> _Work to be completed_
Retype the complete listing exactly as it appears.
-- Supplied data follows --
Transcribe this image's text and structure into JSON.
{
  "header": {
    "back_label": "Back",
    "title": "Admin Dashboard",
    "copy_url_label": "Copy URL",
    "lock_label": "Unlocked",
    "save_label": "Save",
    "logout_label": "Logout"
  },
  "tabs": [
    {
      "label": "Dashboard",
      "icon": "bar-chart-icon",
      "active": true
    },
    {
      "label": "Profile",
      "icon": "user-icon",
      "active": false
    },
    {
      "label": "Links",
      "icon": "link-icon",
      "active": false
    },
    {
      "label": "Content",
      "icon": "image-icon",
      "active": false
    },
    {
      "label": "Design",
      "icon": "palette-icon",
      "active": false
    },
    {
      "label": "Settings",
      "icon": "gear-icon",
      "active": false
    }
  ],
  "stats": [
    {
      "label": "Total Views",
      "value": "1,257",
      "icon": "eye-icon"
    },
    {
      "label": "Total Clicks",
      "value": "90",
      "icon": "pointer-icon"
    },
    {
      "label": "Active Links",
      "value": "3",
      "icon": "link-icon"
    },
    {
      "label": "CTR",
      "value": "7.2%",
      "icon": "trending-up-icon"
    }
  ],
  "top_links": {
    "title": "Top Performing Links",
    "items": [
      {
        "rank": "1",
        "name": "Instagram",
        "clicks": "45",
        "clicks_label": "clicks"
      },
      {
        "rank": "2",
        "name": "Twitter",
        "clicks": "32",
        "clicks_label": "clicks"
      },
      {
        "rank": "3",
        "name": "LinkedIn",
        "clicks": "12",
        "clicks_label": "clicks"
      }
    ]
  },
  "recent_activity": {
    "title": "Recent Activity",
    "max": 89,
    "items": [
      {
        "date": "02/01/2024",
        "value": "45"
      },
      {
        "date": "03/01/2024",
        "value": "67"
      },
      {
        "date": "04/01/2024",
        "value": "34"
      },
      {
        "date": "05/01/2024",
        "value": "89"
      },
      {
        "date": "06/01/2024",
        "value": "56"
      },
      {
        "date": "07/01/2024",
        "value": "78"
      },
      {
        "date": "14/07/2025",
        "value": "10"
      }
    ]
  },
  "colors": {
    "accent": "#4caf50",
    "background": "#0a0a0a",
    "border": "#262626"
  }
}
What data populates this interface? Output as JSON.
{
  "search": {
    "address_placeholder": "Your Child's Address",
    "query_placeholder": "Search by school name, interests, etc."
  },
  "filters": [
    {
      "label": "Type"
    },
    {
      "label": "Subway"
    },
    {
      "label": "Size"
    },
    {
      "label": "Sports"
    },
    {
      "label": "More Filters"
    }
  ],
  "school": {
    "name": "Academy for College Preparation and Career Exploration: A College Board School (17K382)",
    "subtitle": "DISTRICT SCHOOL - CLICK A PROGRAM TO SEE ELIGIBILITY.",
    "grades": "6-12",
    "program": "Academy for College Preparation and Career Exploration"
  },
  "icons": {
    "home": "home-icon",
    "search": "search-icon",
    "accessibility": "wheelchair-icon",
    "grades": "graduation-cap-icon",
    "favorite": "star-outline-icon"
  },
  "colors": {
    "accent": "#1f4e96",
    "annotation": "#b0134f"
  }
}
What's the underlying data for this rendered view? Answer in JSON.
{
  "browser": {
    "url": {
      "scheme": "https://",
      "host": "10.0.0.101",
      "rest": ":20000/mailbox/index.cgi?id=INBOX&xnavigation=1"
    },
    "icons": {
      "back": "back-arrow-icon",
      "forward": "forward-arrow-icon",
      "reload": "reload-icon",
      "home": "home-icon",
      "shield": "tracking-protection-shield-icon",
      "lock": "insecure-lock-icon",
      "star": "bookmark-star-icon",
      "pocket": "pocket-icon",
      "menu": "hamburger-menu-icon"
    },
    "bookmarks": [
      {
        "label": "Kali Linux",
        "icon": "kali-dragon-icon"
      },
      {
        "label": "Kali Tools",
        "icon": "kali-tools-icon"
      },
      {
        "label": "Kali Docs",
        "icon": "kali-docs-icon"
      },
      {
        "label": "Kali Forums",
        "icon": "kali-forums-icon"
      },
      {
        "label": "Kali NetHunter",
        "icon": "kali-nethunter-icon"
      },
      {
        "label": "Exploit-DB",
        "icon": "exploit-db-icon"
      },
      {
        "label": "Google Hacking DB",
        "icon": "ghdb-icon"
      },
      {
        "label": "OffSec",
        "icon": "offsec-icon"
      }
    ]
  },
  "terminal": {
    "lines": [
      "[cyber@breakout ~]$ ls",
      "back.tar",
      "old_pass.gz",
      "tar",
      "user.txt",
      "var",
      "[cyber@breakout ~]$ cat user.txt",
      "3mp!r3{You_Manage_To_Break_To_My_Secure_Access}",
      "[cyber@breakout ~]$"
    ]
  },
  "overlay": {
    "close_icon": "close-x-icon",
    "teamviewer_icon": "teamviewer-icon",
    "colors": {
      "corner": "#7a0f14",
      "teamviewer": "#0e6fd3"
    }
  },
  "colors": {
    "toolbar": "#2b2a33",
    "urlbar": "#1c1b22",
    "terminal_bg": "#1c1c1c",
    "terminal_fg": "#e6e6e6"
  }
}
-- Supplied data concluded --
> _Task result_
Transcribe this image's text and structure into JSON.
{
  "header": {
    "back_label": "Back",
    "title": "Admin Dashboard",
    "copy_url_label": "Copy URL",
    "lock_label": "Unlocked",
    "save_label": "Save",
    "logout_label": "Logout"
  },
  "tabs": [
    {
      "label": "Dashboard",
      "icon": "bar-chart-icon",
      "active": true
    },
    {
      "label": "Profile",
      "icon": "user-icon",
      "active": false
    },
    {
      "label": "Links",
      "icon": "link-icon",
      "active": false
    },
    {
      "label": "Content",
      "icon": "image-icon",
      "active": false
    },
    {
      "label": "Design",
      "icon": "palette-icon",
      "active": false
    },
    {
      "label": "Settings",
      "icon": "gear-icon",
      "active": false
    }
  ],
  "stats": [
    {
      "label": "Total Views",
      "value": "1,257",
      "icon": "eye-icon"
    },
    {
      "label": "Total Clicks",
      "value": "90",
      "icon": "pointer-icon"
    },
    {
      "label": "Active Links",
      "value": "3",
      "icon": "link-icon"
    },
    {
      "label": "CTR",
      "value": "7.2%",
      "icon": "trending-up-icon"
    }
  ],
  "top_links": {
    "title": "Top Performing Links",
    "items": [
      {
        "rank": "1",
        "name": "Instagram",
        "clicks": "45",
        "clicks_label": "clicks"
      },
      {
        "rank": "2",
        "name": "Twitter",
        "clicks": "32",
        "clicks_label": "clicks"
      },
      {
        "rank": "3",
        "name": "LinkedIn",
        "clicks": "12",
        "clicks_label": "clicks"
      }
    ]
  },
  "recent_activity": {
    "title": "Recent Activity",
    "max": 89,
    "items": [
      {
        "date": "02/01/2024",
        "value": "45"
      },
      {
        "date": "03/01/2024",
        "value": "67"
      },
      {
        "date": "04/01/2024",
        "value": "34"
      },
      {
        "date": "05/01/2024",
        "value": "89"
      },
      {
        "date": "06/01/2024",
        "value": "56"
      },
      {
        "date": "07/01/2024",
        "value": "78"
      },
      {
        "date": "14/07/2025",
        "value": "10"
      }
    ]
  },
  "colors": {
    "accent": "#4caf50",
    "background": "#0a0a0a",
    "border": "#262626"
  }
}
What data populates this interface? Output as JSON.
{
  "search": {
    "address_placeholder": "Your Child's Address",
    "query_placeholder": "Search by school name, interests, etc."
  },
  "filters": [
    {
      "label": "Type"
    },
    {
      "label": "Subway"
    },
    {
      "label": "Size"
    },
    {
      "label": "Sports"
    },
    {
      "label": "More Filters"
    }
  ],
  "school": {
    "name": "Academy for College Preparation and Career Exploration: A College Board School (17K382)",
    "subtitle": "DISTRICT SCHOOL - CLICK A PROGRAM TO SEE ELIGIBILITY.",
    "grades": "6-12",
    "program": "Academy for College Preparation and Career Exploration"
  },
  "icons": {
    "home": "home-icon",
    "search": "search-icon",
    "accessibility": "wheelchair-icon",
    "grades": "graduation-cap-icon",
    "favorite": "star-outline-icon"
  },
  "colors": {
    "accent": "#1f4e96",
    "annotation": "#b0134f"
  }
}
What's the underlying data for this rendered view? Answer in JSON.
{
  "browser": {
    "url": {
      "scheme": "https://",
      "host": "10.0.0.101",
      "rest": ":20000/mailbox/index.cgi?id=INBOX&xnavigation=1"
    },
    "icons": {
      "back": "back-arrow-icon",
      "forward": "forward-arrow-icon",
      "reload": "reload-icon",
      "home": "home-icon",
      "shield": "tracking-protection-shield-icon",
      "lock": "insecure-lock-icon",
      "star": "bookmark-star-icon",
      "pocket": "pocket-icon",
      "menu": "hamburger-menu-icon"
    },
    "bookmarks": [
      {
        "label": "Kali Linux",
        "icon": "kali-dragon-icon"
      },
      {
        "label": "Kali Tools",
        "icon": "kali-tools-icon"
      },
      {
        "label": "Kali Docs",
        "icon": "kali-docs-icon"
      },
      {
        "label": "Kali Forums",
        "icon": "kali-forums-icon"
      },
      {
        "label": "Kali NetHunter",
        "icon": "kali-nethunter-icon"
      },
      {
        "label": "Exploit-DB",
        "icon": "exploit-db-icon"
      },
      {
        "label": "Google Hacking DB",
        "icon": "ghdb-icon"
      },
      {
        "label": "OffSec",
        "icon": "offsec-icon"
      }
    ]
  },
  "terminal": {
    "lines": [
      "[cyber@breakout ~]$ ls",
      "back.tar",
      "old_pass.gz",
      "tar",
      "user.txt",
      "var",
      "[cyber@breakout ~]$ cat user.txt",
      "3mp!r3{You_Manage_To_Break_To_My_Secure_Access}",
      "[cyber@breakout ~]$"
    ]
  },
  "overlay": {
    "close_icon": "close-x-icon",
    "teamviewer_icon": "teamviewer-icon",
    "colors": {
      "corner": "#7a0f14",
      "teamviewer": "#0e6fd3"
    }
  },
  "colors": {
    "toolbar": "#2b2a33",
    "urlbar": "#1c1b22",
    "terminal_bg": "#1c1c1c",
    "terminal_fg": "#e6e6e6"
  }
}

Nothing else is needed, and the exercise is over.